Vestager highlighted concerns about the role that big technology companies may be playing in “blocking paths that deliver innovation to consumers”, in a speech opening the European Commission’s “Shaping competition policy in the era of digitisation” conference today.
The commissioner said that, when the authority put out the call for topics the conference should tackle, the same issues had come up “again and again and again” – including the potentially negative role played by tech giants.
The authority had heard that promising ideas from small innovators were at risk of simply disappearing, Vestager said. “Not because they’re not worth it, not because they couldn’t be successful with customers, but because bigger businesses buy them – in order to kill them.”
The commission wants to “balance things out” because businesses need to continue to innovate and to want to be in the digital marketplace, Vestager said.
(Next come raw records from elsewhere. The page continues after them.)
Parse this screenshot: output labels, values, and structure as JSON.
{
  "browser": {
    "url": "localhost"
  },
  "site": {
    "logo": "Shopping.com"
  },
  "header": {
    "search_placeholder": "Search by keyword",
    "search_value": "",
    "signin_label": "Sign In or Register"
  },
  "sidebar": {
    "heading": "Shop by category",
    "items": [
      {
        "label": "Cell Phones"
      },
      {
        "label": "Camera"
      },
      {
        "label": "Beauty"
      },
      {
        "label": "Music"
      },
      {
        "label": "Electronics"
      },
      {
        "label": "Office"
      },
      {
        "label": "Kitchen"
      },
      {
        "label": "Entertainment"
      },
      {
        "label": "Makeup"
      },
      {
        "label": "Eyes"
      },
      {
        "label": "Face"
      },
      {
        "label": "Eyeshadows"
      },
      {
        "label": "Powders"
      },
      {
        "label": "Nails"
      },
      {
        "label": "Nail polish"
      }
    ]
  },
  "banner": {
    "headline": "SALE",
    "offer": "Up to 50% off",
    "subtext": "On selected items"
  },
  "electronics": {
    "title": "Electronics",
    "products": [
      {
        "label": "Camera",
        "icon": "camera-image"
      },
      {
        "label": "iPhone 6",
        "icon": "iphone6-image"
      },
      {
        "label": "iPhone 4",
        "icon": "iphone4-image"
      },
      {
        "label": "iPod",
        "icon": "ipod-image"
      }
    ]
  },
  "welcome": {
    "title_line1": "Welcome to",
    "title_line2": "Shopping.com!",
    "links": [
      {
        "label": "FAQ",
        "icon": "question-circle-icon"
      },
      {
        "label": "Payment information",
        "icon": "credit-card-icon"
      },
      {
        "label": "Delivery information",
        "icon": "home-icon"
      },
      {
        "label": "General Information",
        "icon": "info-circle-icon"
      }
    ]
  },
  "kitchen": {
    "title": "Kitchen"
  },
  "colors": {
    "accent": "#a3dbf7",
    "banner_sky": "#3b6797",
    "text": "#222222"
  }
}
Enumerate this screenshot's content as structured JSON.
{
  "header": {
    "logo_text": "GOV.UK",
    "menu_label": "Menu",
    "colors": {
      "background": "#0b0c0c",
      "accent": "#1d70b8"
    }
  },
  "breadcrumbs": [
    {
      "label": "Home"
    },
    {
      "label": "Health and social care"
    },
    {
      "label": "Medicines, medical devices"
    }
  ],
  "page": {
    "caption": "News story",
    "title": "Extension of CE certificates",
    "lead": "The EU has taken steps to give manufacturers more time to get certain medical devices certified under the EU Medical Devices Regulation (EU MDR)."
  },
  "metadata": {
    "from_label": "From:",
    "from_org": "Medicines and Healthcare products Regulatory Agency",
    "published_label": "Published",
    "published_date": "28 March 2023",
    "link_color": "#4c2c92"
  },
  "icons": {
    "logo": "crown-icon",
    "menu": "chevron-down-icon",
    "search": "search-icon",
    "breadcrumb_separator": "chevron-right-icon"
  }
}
The commission must make sure that there is a “a real openness for these things to happen,” she added.
Alongside the control of big data, Vestager said, there were fears that these developments meant platforms were controlling the terms of access, which allowed them to “expand their power across the digital world”.
The big question is how to respond, Vestager said, as the commission at this stage does not know whether it should reinterpret the rules it already has or create new ones to tackle the new landscape.
Jean Tirole also discussed killer acquisitions in his keynote speech to the conference today.
The Nobel Prize-winning economist drew parallels to the pharmaceutical industry, where he said dominant companies acquired specific medical products that were in the pipeline, killing them off before they finished being developed.
Tirole called for the burden of competitive proof to be shifted onto dominant companies that sought to buy small rivals. He said the lack of data available to competition authorities about such deals made it difficult for them to enforce competition policy effectively.
Tommaso Valletti, chief economist of the commission’s Directorate-General for Competition, previously has suggested that shifting the burden of proof onto larger companies to prove the efficiencies of their deals could be one way of tackling the issue of killer acquisitions.
The “shaping competition policy in the era of digitisation” conference concluded today.